People Love the DREAM Act

People love the Dream Act...

If you work in any capacity on Immigration issues, this simple fact is inescapable. It is hard to dislike legislation that gives children an opportunity to seek a higher education.

Education, as the great equalizer, is a notion deeply tied to the American ideal of equity. The idea that anyone, no matter what their social class, can come to this country work hard, get an education and rise above their economic class is a powerful American narrative.

For the reasons mentioned above The DREAM Act remains very popular to both political parties. Senators Richard Durbin (D)  and Richard Lugar (R) have co-sponsored legislation in the Senate.  

Below is an excerpt from a Congressional Research Service (CRS) report on the Development, Relief and Education for Alien Minors  (DREAM) Act of 2009.

Development, Relief, and Education for Alien Minors Act of 2009 or the DREAM Act of 2009 - Amends the Illegal Immigration Reform and Immigrant Responsibility Act of 1996 to repeal the denial of an unlawful alien's eligibility for higher education benefits based on state residence unless a U.S. national is similarly eligible without regard to such state residence.

Authorizes the Secretary of Homeland Security to cancel the removal of, and adjust to conditional permanent resident status, an alien who:

(1) entered the United States before his or her 16th birthday and has been present in the United States for at least five years immediately preceding enactment of this Act;

(2) is a person of good moral character;

(3) is not inadmissible or deportable under specified grounds of the Immigration and Nationality Act;

(4) at the time of application, has been admitted to an institution of higher education or has earned a high school or equivalent diploma;

(5) from the age of 16 and older, has never been under a final order of exclusion, deportation, or removal; and

(6) was under age 35 on the date of this Act's enactment.

Sets forth the conditions for conditional permanent resident status, including:

(1) termination of status for violation of this Act; and

(2) removal of conditional status to permanent status.

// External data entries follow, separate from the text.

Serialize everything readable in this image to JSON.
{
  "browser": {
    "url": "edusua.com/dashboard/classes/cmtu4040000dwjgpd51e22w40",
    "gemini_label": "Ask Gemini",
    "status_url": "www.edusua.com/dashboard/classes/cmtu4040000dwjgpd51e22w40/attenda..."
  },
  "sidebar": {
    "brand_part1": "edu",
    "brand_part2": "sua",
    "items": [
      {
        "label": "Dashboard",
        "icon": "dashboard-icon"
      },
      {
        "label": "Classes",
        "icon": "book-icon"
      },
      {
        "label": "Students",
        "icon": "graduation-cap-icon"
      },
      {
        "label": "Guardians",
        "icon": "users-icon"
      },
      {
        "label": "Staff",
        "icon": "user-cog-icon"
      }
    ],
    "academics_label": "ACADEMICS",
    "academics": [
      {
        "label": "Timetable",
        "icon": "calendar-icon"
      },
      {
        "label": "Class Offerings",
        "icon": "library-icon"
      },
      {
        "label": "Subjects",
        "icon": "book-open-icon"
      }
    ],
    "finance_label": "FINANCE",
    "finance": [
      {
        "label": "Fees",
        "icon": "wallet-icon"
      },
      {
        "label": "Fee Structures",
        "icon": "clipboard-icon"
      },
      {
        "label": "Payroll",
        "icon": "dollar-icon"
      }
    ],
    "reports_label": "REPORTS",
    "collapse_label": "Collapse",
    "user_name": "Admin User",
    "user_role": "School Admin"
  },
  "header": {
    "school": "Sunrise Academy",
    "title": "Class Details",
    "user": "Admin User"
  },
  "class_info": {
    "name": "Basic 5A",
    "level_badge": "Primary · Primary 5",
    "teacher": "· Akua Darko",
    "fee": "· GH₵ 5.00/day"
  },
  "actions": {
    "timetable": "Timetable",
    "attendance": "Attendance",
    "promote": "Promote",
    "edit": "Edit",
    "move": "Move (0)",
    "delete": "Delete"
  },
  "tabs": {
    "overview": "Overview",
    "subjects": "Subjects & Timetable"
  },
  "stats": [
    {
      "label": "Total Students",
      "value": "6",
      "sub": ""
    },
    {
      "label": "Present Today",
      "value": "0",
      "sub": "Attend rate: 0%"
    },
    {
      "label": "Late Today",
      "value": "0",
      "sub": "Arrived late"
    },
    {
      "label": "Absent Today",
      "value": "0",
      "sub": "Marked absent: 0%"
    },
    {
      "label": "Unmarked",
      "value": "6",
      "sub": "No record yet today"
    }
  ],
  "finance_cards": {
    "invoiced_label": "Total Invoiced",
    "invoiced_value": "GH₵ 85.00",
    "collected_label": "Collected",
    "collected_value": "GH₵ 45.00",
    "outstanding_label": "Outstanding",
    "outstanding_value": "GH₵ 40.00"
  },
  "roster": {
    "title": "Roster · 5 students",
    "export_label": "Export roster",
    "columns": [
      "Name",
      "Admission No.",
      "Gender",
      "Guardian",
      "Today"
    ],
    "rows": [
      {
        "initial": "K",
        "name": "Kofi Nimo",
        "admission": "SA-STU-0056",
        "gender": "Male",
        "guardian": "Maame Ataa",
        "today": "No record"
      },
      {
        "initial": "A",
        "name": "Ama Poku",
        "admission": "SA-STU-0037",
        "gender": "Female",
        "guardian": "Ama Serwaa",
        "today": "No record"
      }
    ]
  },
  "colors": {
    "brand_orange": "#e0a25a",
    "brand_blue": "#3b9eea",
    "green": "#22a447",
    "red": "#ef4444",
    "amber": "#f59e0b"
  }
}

Authorizes an alien who has satisfied the appropriate requirements prior to enactment of this Act to petition the Secretary for conditional permanent resident status.

Provides for:

(1) exclusive jurisdiction

(2) penalties for false application statements

(3) confidentiality

(4) fee prohibitions

(5) higher education assistance

(6) a Government Accountability Office (GAO) report respecting the number of aliens adjusted under this Act.

Now to decode some of the jargon in this very dry, very wonky legispeak.

The bulk of what this legislation does is undo some of the terrible policies passed in the 1996 Illegal Immigration and Immigrant Responsibility Act (IIRIRA). 

It is somewhat amazing, in the current climate of enforcement and continued hysteria over all things Immigration, that before IIRIRA was enacted, your immigration status was not an impediment when applying to college.

This legislation also provides undocumented immigrants the ability to apply for  conditional permanent residency (under a list of caveats listed above) which would then give them the opportunity to go to college.

If you want to get really wonky, you can look up the definition of what a permanent resident is over at the Department of Homeland Security website here.

The rest I think speaks for itself. Read the whole thing  here and make sure to follow the Trail of Dreams, which follows a group of undocumented immigrants on their journey from Miami, FL to Washington D.C. to share their stories, "so that everyday Americans understand what it’s like for the millions of young immigrants like us, unable to fully participate in society."